HOW TO COMPLETE THIS TASK.
The records below are to be set down word for word, with every picture left out.

Stored items from a collection
..........

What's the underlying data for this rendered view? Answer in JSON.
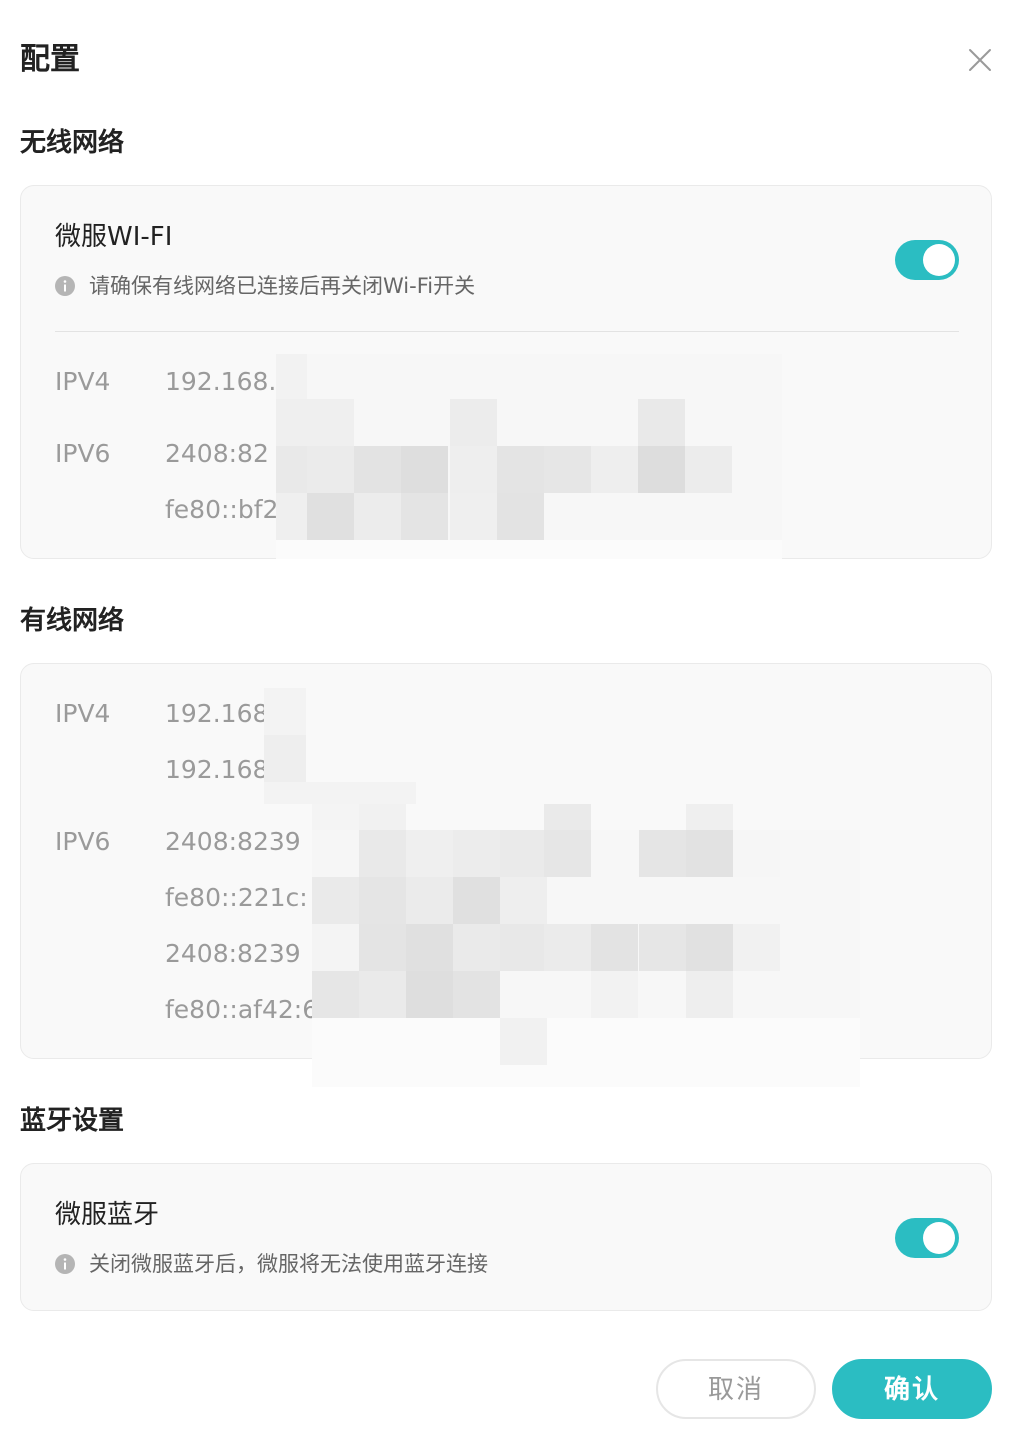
{
  "dialog": {
    "title": "配置",
    "close_icon": "close-icon"
  },
  "wireless": {
    "section_title": "无线网络",
    "wifi_label": "微服WI-FI",
    "wifi_enabled": true,
    "wifi_hint": "请确保有线网络已连接后再关闭Wi-Fi开关",
    "ipv4_key": "IPV4",
    "ipv4_values": [
      "192.168.5"
    ],
    "ipv6_key": "IPV6",
    "ipv6_values": [
      "2408:82",
      "fe80::bf2"
    ]
  },
  "wired": {
    "section_title": "有线网络",
    "ipv4_key": "IPV4",
    "ipv4_values": [
      "192.168",
      "192.168"
    ],
    "ipv6_key": "IPV6",
    "ipv6_values": [
      "2408:8239",
      "fe80::221c:",
      "2408:8239",
      "fe80::af42:6"
    ]
  },
  "bluetooth": {
    "section_title": "蓝牙设置",
    "bt_label": "微服蓝牙",
    "bt_enabled": true,
    "bt_hint": "关闭微服蓝牙后，微服将无法使用蓝牙连接"
  },
  "footer": {
    "cancel_label": "取消",
    "confirm_label": "确认"
  },
  "colors": {
    "accent": "#2bbdc2",
    "card_bg": "#f9f9f9",
    "muted_text": "#9a9a9a"
  }
}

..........

RESULT.
What's the underlying data for this rendered view? Answer in JSON.
{
  "dialog": {
    "title": "配置",
    "close_icon": "close-icon"
  },
  "wireless": {
    "section_title": "无线网络",
    "wifi_label": "微服WI-FI",
    "wifi_enabled": true,
    "wifi_hint": "请确保有线网络已连接后再关闭Wi-Fi开关",
    "ipv4_key": "IPV4",
    "ipv4_values": [
      "192.168.5"
    ],
    "ipv6_key": "IPV6",
    "ipv6_values": [
      "2408:82",
      "fe80::bf2"
    ]
  },
  "wired": {
    "section_title": "有线网络",
    "ipv4_key": "IPV4",
    "ipv4_values": [
      "192.168",
      "192.168"
    ],
    "ipv6_key": "IPV6",
    "ipv6_values": [
      "2408:8239",
      "fe80::221c:",
      "2408:8239",
      "fe80::af42:6"
    ]
  },
  "bluetooth": {
    "section_title": "蓝牙设置",
    "bt_label": "微服蓝牙",
    "bt_enabled": true,
    "bt_hint": "关闭微服蓝牙后，微服将无法使用蓝牙连接"
  },
  "footer": {
    "cancel_label": "取消",
    "confirm_label": "确认"
  },
  "colors": {
    "accent": "#2bbdc2",
    "card_bg": "#f9f9f9",
    "muted_text": "#9a9a9a"
  }
}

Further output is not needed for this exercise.